Credit analysts copy credit proposal details into Risk systems or workflow. This process can be time consuming and subject to latency, and credit analysts frequently view these data collection actions as not adding value.
RPA can process the workflow from a credit proposal completeness check, to a credit approval submission to validators, to the circulation of a decision and finally to document and decision archiving.
EXCESS AND LIMIT MONITORING
RPA can collect and aggregate counterparty positions to provide frequent updates, daily if need be. Update frequency can be improved to a pace not met in the baseline situation (mainly due to Risk officers’ limited bandwidth), meaning that RPA can also provide qualitative benefits such as better monitoring without increasing workload.
Where reporting is Excel-driven, RPA helps collect input from Risk applications or SharePoint repositories, fills Excel templates and generates PowerPoint presentations that include graphs and tables. This automation allows Risk officers to concentrate on analyzing data and providing comments in the PowerPoint presentation. When non value-added tasks, such as data collection and formatting, are transferred to RPA, working capacity is released for core Risk function activities. Natural Language Generation is the next digital move on Reporting activities, helping generate comments after figures are updated.
RPA can collect contributors’ standardized input via email or SharePoint, and check for consistency and completeness. According to set rules (cell content or format), contributors can even be prompted for their input.
Instead of collecting input, risk officers can focus on remediation. In this case, RPA not only releases capacity for more added-value tasks but also limits the operational risk of missing entries during consolidation.

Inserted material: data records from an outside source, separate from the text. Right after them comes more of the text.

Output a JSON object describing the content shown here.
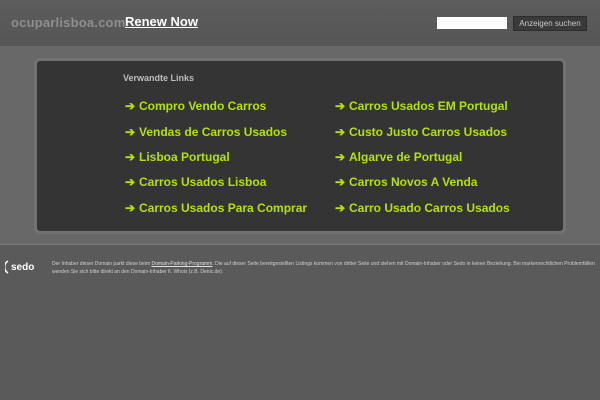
{
  "header": {
    "domain": "ocuparlisboa.com",
    "renew_label": "Renew Now",
    "search_placeholder": "",
    "search_button": "Anzeigen suchen"
  },
  "panel": {
    "title": "Verwandte Links",
    "arrow": "➔",
    "left_links": [
      "Compro Vendo Carros",
      "Vendas de Carros Usados",
      "Lisboa Portugal",
      "Carros Usados Lisboa",
      "Carros Usados Para Comprar"
    ],
    "right_links": [
      "Carros Usados EM Portugal",
      "Custo Justo Carros Usados",
      "Algarve de Portugal",
      "Carros Novos A Venda",
      "Carro Usado Carros Usados"
    ]
  },
  "footer": {
    "logo_text": "sedo",
    "text_before": "Der Inhaber dieser Domain parkt diese beim ",
    "parking_link": "Domain-Parking-Programm",
    "text_after": ". Die auf dieser Seite bereitgestellten Listings kommen von dritter Seite und stehen mit Domain-Inhaber oder Sedo in keiner Beziehung. Bei markenrechtlichen Problemfällen wenden Sie sich bitte direkt an den Domain-Inhaber lt. Whois (z.B. Denic.de)."
  },
  "colors": {
    "link": "#b3e400",
    "panel_bg": "#343434",
    "page_bg": "#5a5a5a"
  },
  "icons": [
    "arrow-right-icon",
    "sedo-logo-icon"
  ]
}
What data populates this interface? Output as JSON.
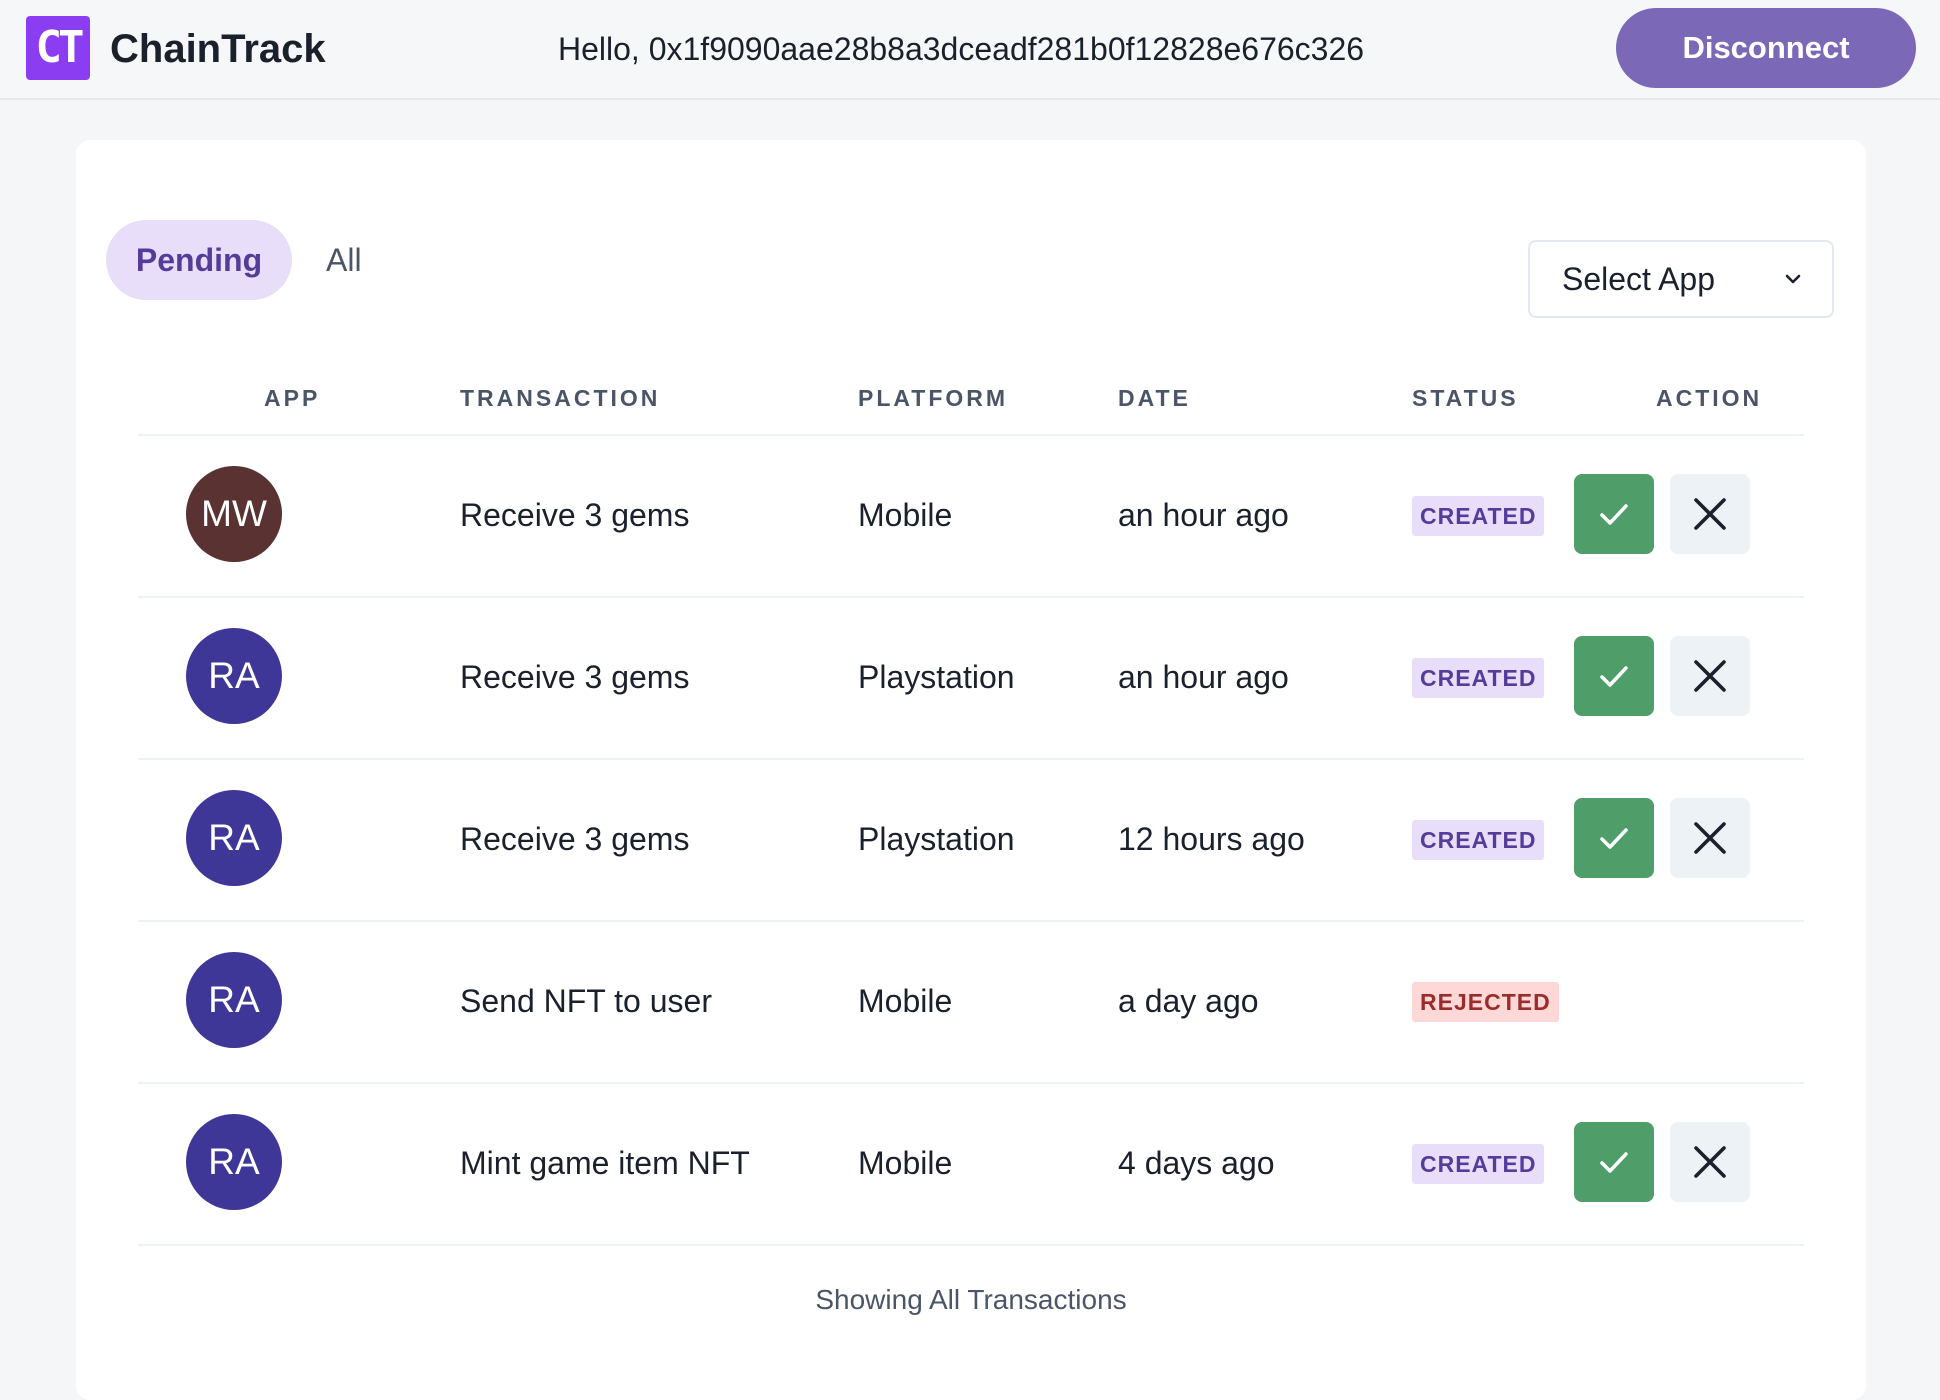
{
  "header": {
    "logo_text": "CT",
    "brand": "ChainTrack",
    "greeting": "Hello, 0x1f9090aae28b8a3dceadf281b0f12828e676c326",
    "disconnect_label": "Disconnect"
  },
  "filters": {
    "tabs": [
      {
        "label": "Pending",
        "active": true
      },
      {
        "label": "All",
        "active": false
      }
    ],
    "select_app": "Select App"
  },
  "table": {
    "columns": [
      "APP",
      "TRANSACTION",
      "PLATFORM",
      "DATE",
      "STATUS",
      "ACTION"
    ],
    "rows": [
      {
        "initials": "MW",
        "avatar_color": "#5a3232",
        "transaction": "Receive 3 gems",
        "platform": "Mobile",
        "date": "an hour ago",
        "status": "CREATED",
        "actions": true
      },
      {
        "initials": "RA",
        "avatar_color": "#3f3797",
        "transaction": "Receive 3 gems",
        "platform": "Playstation",
        "date": "an hour ago",
        "status": "CREATED",
        "actions": true
      },
      {
        "initials": "RA",
        "avatar_color": "#3f3797",
        "transaction": "Receive 3 gems",
        "platform": "Playstation",
        "date": "12 hours ago",
        "status": "CREATED",
        "actions": true
      },
      {
        "initials": "RA",
        "avatar_color": "#3f3797",
        "transaction": "Send NFT to user",
        "platform": "Mobile",
        "date": "a day ago",
        "status": "REJECTED",
        "actions": false
      },
      {
        "initials": "RA",
        "avatar_color": "#3f3797",
        "transaction": "Mint game item NFT",
        "platform": "Mobile",
        "date": "4 days ago",
        "status": "CREATED",
        "actions": true
      }
    ]
  },
  "footer": {
    "text": "Showing All Transactions"
  },
  "colors": {
    "accent": "#7b68b6",
    "created_bg": "#e9defa",
    "created_fg": "#553c9a",
    "rejected_bg": "#fed7d7",
    "rejected_fg": "#9b2c2c",
    "approve_green": "#4f9d69"
  },
  "icons": {
    "approve": "check-icon",
    "reject": "close-icon",
    "select": "chevron-down-icon"
  }
}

Broadly, benefits expected from RPA are both quantitative and qualitative.
Quantitative benefits should be put in perspective with the underlying baseline of processes—Risk functions are not operated by large back offices and the median workload of underlying RPA-eligible processes is below 50 man-days. How may RPA projects have a positive payoff then? RPA at scale maximizes benefits for three main reasons:
- It helps replicate RPA software bricks across use cases operated through common applications, which mutualizes development costs across many RPA opportunities.
- It helps centralize processes operated in various locations, which increases the benefits of a given RPA use case.
- It instills a continuous improvement approach to process simplification and standardization, combining RPA savings with process improvement savings.
Qualitative benefits are complementary to quantitative benefits and come in various forms, including:
- Operational risk avoidance. RPA operates steady and consistent routines.
- Steering Risk staff towards value-added tasks. Removing non added-value tasks helps manage peak periods and helps to maintain working hours within appropriate limits during peak seasons.
- Agile monitoring. RPA improves frequency at a marginal minimum cost.
Going back to the credit analyst’s quote at the beginning of this blog entry, with the addition of RPA, she now spends a mere 40 minutes per credit application, with RPA saving 33% of her workload on this activity. Let’s spread the message!
Accenture has a strong track record of RPA projects across Risk functions and has developed RPA assets including an RPA platform and a methodology addressing RPA 360-degree needs—from RPA eligibility assessment, to operating an RPA Center of Excellence, to process reengineering with RPA and business case development. The latest asset we have added is the Intelligent Automation Diagnostic online platform (IAD), which enables our clients to assess process eligibility for RPA and the benchmark benefits they can expect. For our clients, using IAD means a lightened consulting team, a shorter assessment (divide the assessment period by 3) and a benchmark facility.